The "Octapult" is a kinetic sculpture designed and built on commission by Bradley N. Litwin of Philadelphia, PA. With 8 synchronized catapults, 160 plastic balls per minute are launched, caught, and recirculated. Made mostly of wood, the work is ~36 inches in diameter. On permanent display in the lobby of Lower Merion Elementary School, Merion Station, PA. Also a performing jazz musician, more of Litwin's work may be seen and heard at www.bradlitwin.com.
XEROWorld is the next phase in the evolution of online arts & entertainment — a totally new and unique web destination that seamlessly integrates social networking, interactive events, magazine style-news, and online malls.
Kyle Evans modified a didgeridoo to experiment in the combination of the organic sound qualities of a didgeridoo with the advanced signal processing capabilities of modern computer programming and sound synthesis. He writes:
This custom built didgeridoo features externally mounted modules that allow the performer to process and manipulate the sound of the instrument in real time. All control data is transmitted wirelessly via blue tooth and is controlling several audio processes created in a custom-built software environment.

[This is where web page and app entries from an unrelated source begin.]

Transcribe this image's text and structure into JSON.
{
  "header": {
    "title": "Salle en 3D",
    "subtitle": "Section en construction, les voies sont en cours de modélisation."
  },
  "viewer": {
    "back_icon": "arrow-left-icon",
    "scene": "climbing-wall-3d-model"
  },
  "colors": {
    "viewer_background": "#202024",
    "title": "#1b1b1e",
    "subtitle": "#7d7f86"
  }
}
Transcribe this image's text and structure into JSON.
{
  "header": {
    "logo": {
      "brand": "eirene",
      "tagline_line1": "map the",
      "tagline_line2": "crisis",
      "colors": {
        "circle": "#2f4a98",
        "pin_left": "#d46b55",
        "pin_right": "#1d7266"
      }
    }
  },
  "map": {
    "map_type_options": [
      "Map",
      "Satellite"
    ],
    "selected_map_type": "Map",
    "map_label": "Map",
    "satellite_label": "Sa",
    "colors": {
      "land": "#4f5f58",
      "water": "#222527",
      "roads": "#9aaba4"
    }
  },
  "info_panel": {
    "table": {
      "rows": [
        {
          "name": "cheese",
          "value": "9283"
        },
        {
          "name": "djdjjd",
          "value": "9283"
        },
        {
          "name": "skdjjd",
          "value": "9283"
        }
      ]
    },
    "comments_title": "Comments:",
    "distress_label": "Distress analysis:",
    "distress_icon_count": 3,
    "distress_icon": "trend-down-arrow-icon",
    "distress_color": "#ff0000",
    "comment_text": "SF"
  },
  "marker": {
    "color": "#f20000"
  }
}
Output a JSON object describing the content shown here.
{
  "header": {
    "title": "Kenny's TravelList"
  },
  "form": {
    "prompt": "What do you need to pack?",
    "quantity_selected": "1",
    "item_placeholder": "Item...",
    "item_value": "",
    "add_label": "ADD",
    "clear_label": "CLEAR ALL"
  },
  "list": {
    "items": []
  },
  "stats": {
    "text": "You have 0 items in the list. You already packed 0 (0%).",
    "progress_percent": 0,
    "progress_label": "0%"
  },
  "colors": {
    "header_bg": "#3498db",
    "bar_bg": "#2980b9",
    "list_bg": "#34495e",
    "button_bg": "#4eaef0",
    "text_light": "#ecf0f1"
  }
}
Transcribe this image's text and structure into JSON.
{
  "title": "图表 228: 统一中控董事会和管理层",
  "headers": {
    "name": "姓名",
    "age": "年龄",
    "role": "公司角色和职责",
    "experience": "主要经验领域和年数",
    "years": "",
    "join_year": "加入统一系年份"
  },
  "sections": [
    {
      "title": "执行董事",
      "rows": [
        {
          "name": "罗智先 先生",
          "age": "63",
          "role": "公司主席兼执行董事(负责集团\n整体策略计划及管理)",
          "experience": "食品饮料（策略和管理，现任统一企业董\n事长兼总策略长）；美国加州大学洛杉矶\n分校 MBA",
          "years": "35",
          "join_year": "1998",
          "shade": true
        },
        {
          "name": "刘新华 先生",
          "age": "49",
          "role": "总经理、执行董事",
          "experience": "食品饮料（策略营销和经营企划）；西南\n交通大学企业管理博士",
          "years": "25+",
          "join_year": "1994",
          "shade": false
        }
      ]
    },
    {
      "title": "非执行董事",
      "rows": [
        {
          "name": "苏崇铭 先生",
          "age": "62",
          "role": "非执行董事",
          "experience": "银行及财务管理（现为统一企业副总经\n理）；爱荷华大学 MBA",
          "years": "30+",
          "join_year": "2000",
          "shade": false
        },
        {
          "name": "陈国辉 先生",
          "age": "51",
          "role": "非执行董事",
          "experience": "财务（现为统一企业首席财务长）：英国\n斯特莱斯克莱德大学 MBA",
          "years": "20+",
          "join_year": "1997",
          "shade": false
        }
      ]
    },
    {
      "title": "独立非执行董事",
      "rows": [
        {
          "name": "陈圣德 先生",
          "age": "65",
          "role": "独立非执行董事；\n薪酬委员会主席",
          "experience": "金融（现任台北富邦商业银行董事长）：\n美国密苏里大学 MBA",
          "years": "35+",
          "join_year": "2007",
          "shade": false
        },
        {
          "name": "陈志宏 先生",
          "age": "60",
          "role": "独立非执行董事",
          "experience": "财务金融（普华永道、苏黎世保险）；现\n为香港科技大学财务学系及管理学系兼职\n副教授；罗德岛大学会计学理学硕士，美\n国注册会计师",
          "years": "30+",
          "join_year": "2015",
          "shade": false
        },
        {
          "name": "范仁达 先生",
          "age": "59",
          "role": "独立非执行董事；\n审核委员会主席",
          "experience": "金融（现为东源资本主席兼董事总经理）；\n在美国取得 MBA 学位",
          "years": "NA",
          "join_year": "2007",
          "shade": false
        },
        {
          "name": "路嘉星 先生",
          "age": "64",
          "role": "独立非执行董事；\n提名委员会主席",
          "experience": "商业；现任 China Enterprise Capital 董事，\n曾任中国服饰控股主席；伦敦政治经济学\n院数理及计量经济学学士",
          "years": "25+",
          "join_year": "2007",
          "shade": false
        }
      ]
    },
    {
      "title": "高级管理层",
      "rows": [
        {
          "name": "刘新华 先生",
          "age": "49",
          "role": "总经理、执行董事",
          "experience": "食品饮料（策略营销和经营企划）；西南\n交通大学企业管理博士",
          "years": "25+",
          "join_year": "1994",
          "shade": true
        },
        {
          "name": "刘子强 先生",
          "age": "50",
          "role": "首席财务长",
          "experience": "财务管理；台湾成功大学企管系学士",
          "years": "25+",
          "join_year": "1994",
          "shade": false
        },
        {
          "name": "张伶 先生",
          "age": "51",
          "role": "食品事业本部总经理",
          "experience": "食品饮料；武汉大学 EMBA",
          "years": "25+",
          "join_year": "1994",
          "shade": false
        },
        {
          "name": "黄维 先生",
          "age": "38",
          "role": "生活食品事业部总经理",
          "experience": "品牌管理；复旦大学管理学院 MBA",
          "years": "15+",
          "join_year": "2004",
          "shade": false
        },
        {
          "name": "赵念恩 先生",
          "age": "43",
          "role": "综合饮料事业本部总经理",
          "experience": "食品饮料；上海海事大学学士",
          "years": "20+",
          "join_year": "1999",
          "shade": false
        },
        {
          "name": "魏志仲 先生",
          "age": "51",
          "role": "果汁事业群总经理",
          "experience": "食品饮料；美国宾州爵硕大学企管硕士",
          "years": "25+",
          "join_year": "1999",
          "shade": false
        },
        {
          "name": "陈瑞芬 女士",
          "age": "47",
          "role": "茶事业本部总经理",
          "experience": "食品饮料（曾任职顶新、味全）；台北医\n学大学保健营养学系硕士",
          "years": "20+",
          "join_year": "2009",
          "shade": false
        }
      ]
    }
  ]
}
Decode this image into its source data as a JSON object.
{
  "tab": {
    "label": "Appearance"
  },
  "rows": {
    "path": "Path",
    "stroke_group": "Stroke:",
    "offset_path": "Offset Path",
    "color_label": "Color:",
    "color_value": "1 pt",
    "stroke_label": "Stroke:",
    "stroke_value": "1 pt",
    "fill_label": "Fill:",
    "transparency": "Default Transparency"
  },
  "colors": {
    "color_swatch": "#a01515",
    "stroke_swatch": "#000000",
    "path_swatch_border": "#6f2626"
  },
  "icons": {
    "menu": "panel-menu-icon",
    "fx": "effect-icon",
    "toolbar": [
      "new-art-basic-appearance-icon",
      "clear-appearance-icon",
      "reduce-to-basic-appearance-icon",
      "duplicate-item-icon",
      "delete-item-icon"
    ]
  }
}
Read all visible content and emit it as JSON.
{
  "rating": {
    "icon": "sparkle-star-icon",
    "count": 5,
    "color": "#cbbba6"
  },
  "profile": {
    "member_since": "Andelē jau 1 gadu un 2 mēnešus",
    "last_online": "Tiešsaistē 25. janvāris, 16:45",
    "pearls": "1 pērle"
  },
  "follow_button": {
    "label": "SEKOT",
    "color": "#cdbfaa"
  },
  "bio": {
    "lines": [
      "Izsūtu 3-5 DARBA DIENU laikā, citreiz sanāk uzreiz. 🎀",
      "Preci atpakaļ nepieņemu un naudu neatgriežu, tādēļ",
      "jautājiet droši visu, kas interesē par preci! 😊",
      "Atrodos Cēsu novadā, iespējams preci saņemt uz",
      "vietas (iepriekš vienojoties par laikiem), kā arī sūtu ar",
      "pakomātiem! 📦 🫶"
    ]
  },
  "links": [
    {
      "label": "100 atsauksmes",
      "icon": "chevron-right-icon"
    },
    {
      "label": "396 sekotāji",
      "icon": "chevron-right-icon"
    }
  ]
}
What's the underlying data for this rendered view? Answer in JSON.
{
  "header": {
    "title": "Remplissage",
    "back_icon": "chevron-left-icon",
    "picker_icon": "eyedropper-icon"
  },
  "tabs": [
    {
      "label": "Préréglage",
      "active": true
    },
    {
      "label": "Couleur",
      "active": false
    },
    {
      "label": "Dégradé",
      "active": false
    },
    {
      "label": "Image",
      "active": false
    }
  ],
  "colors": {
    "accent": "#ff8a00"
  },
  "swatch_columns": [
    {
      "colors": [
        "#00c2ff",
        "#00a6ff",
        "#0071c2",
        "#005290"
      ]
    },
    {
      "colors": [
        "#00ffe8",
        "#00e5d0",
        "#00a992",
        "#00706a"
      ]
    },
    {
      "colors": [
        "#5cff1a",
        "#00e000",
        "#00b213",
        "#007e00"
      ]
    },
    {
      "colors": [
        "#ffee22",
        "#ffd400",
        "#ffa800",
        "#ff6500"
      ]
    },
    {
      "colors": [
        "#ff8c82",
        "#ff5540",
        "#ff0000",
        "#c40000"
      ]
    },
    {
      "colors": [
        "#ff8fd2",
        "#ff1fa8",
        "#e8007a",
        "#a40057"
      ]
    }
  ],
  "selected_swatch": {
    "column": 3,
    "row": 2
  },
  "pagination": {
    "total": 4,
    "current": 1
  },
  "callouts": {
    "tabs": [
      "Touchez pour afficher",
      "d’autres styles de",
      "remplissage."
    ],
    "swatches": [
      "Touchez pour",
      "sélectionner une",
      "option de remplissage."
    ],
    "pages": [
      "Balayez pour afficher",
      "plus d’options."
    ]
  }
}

Synchronization is, by definition, a tough thing to do. But musical engineering is replete with challenges; it’s no longer acceptable to simply say “live with it” and walk away. It seems we need both better shared knowledge about what sync is how to make it work, and better engineering solutions on the software and protocols side to support the way users want to work. And yes, we need a new sync standard that goes beyond what’s presently available in MIDI alone
Tunited is a groundbreaking new independent music website which will assist new and independent artists and labels gain increased exposure, challenging the flagging music business’ growing reluctance to invest in this exciting area.
The top 100 artists will upload their music catalogue onto the website prior to launch; it will then be made available to the press and music industry for showcasing before the site goes live.
To become a profile artist, please click on the button below to enter your details and upload your track before midnight on 11.12.09. Your music will be judged by Tunited's panel of experts including Midge Ure OBE.
Josh made a LED sign which displays voicemails from his Google Voice account.
I made the LED sign following instructions from this tutorial on Nerdkits.com. The hardware is some LED’s, a nerdkit, a piece of cardboard and a bit of wire that I got from some Cat 5 cable laying around. I cut out the cardboard and printed a grid to help me lay out the LED’s. I think mine were 1 cm apart. The soldering took forever and it was the first real time I did any soldering so it looks kinda crappy. Oh well. It works. The sign itself is powered by a 9 volt battery and receives data from my laptop through the serial port via a USB adapter. All that stuff was included in the Nerdkit when I bought it. The microcontroller is running code from the tutorial I mentioned earlier. One of these days I’m going to make an enclosure for this thing.